They Want to Ban the Food We Eat and the Bags We Use

Wednesday, August 29th, 2012 and is filed under Blog, Taxes

Share with your friends

The modus operandi of liberals is to confiscate consumer products that work and saddle us with inefficacious replacements – usually brought to you by their corporate cronies.  That’s why they’ve banned Thomas Edison’s light bulb and replaced it with the curly french-fry bulbs supported by those with the best lobbyists.  That’s why they seek to ban cars that aren’t paper thin and don’t work on 54.5-miles per gallon of gas.  That’s why they have infringed upon our right to purchase ethanol-free gasoline.  That’s why they seek to ban the plastic bag and replace it with…who knows?

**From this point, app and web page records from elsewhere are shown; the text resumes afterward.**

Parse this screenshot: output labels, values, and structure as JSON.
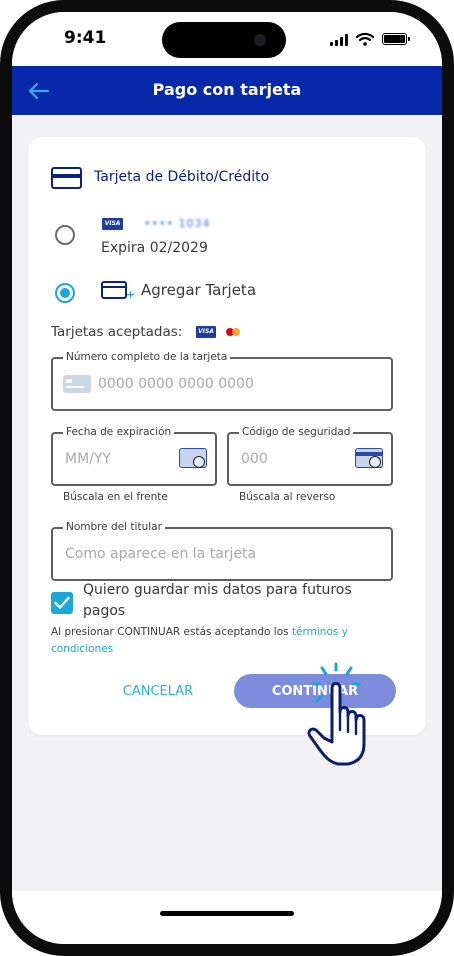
{
  "status_bar": {
    "time": "9:41"
  },
  "header": {
    "title": "Pago con tarjeta"
  },
  "payment": {
    "section_title": "Tarjeta de Débito/Crédito",
    "saved_card": {
      "brand": "VISA",
      "masked_number": "•••• 1034",
      "expiry": "Expira 02/2029",
      "selected": false
    },
    "add_card": {
      "label": "Agregar Tarjeta",
      "selected": true
    },
    "accepted_label": "Tarjetas aceptadas:"
  },
  "form": {
    "card_number": {
      "label": "Número completo de la tarjeta",
      "placeholder": "0000 0000 0000 0000"
    },
    "expiry": {
      "label": "Fecha de expiración",
      "placeholder": "MM/YY",
      "helper": "Búscala en el frente"
    },
    "cvv": {
      "label": "Código de seguridad",
      "placeholder": "000",
      "helper": "Búscala al reverso"
    },
    "holder": {
      "label": "Nombre del titular",
      "placeholder": "Como aparece en la tarjeta"
    }
  },
  "save_data": {
    "label": "Quiero guardar mis datos para futuros pagos",
    "checked": true
  },
  "legal": {
    "text": "Al presionar CONTINUAR estás aceptando los ",
    "link": "términos y condiciones"
  },
  "actions": {
    "cancel": "CANCELAR",
    "continue": "CONTINUAR"
  },
  "colors": {
    "header": "#0728a8",
    "accent": "#1aa8d8",
    "primary_button": "#7d8cdc",
    "brand_blue": "#0a1e8c"
  }
}
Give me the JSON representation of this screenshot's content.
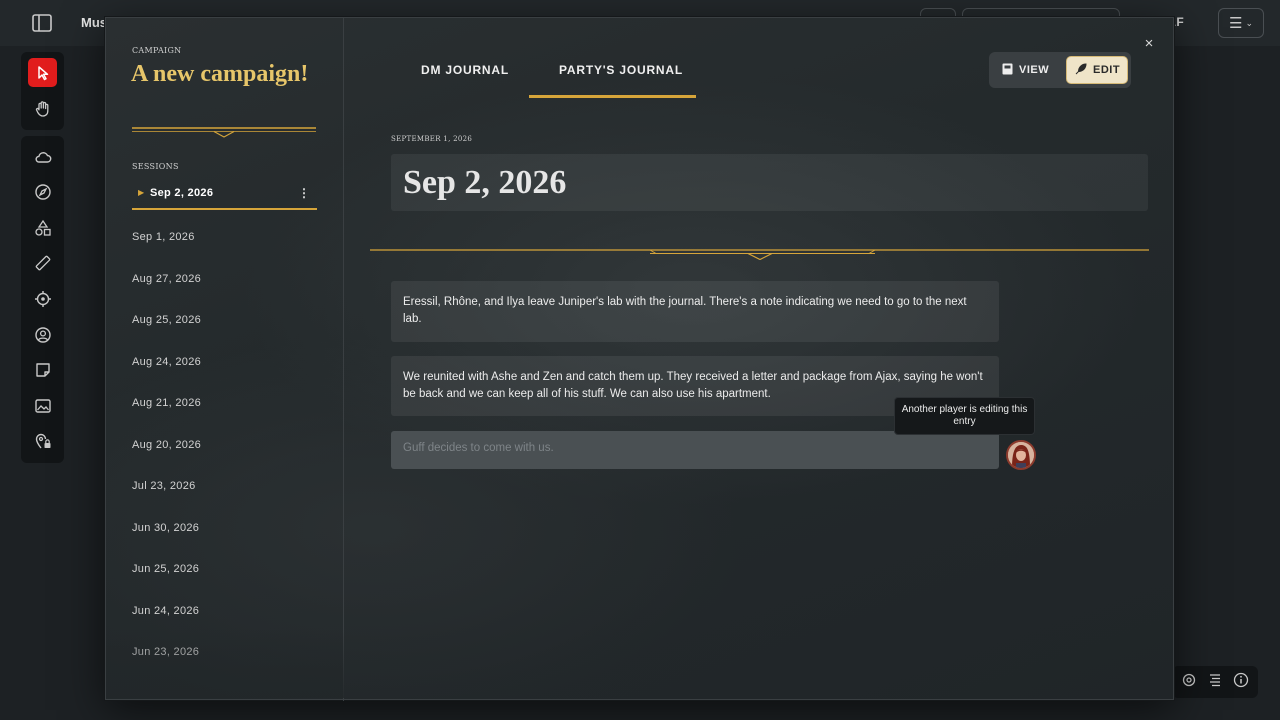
{
  "app": {
    "title": "Mush",
    "user_label": "ELF"
  },
  "colors": {
    "accent_gold": "#d6a53a",
    "title_gold": "#e7c66a",
    "active_tool_red": "#e11d1d"
  },
  "toolbar": {
    "tools": [
      "pointer-icon",
      "hand-icon",
      "cloud-icon",
      "compass-icon",
      "shapes-icon",
      "ruler-icon",
      "target-icon",
      "user-circle-icon",
      "note-icon",
      "image-icon",
      "map-pin-lock-icon"
    ]
  },
  "journal": {
    "campaign_label": "CAMPAIGN",
    "campaign_title": "A new campaign!",
    "sessions_label": "SESSIONS",
    "active_session": "Sep 2, 2026",
    "sessions": [
      "Sep 1, 2026",
      "Aug 27, 2026",
      "Aug 25, 2026",
      "Aug 24, 2026",
      "Aug 21, 2026",
      "Aug 20, 2026",
      "Jul 23, 2026",
      "Jun 30, 2026",
      "Jun 25, 2026",
      "Jun 24, 2026",
      "Jun 23, 2026"
    ],
    "tabs": [
      "DM JOURNAL",
      "PARTY'S JOURNAL"
    ],
    "active_tab": "PARTY'S JOURNAL",
    "view_label": "VIEW",
    "edit_label": "EDIT",
    "date_caption": "SEPTEMBER 1, 2026",
    "entry_title": "Sep 2, 2026",
    "entries": [
      "Eressil, Rhône, and Ilya leave Juniper's lab with the journal. There's a note indicating we need to go to the next lab.",
      "We reunited with Ashe and Zen and catch them up. They received a letter and package from Ajax, saying he won't be back and we can keep all of his stuff. We can also use his apartment."
    ],
    "locked_entry": "Guff decides to come with us.",
    "tooltip": "Another player is editing this entry",
    "close_icon": "×"
  }
}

The main threat to our freedom to choose plastic bags is coming from state and local governments.  Many state legislatures are considering bans or taxes on the use of plastic bags in stores, while a number of local governments have already implemented these anti-liberty restrictions.  Two years ago, D.C. implemented a 5-cent per bag tax on both paper and plastic bags.  Earlier this month, The Beacon Hill Institute, a phenomenal free market think tank, conducted a study on the deleterious effects of this nanny-state tax.  Here are the key findings:

  • Instead of raising $3.6 million in revenue for FY 2010, the bag tax only raised $1.5 million.  That’s because plastic bag use was down 80%.  It’s amazing how liberals cannot see a supply-side tax lesson even when it hits them in the face, and even when they are actually pursuing the very effects of supply side tax policy.  The more you tax something, the less of it you get. In this case, the desired result was to decrease plastic bag usage.  But what happens when you tax success, Democrats?  Will you get more of it?
  • Economic losses related to the tax are likely to drive sales tax revenues in the city down by $163,500 for Fiscal Year (FY) 2011.
  • A rebound in bag consumption among shoppers is likely once the “shock” of the tax wears off. An estimated rebound in bag use by FY 2016 will:
    • Cost D.C. residents $5.73 million and lead to greater losses for the D.C. economy.
    • Employment losses will rise to 136 net local jobs from 101 in FY 2011, and aggregate real disposable income will to fall further by $8.08 million from $5.8 million in FY 2011.
    • Investment declines will increase to $1.58 million from $600,000 in FY 2011.

So how exactly does a plastic bag tax create jobs?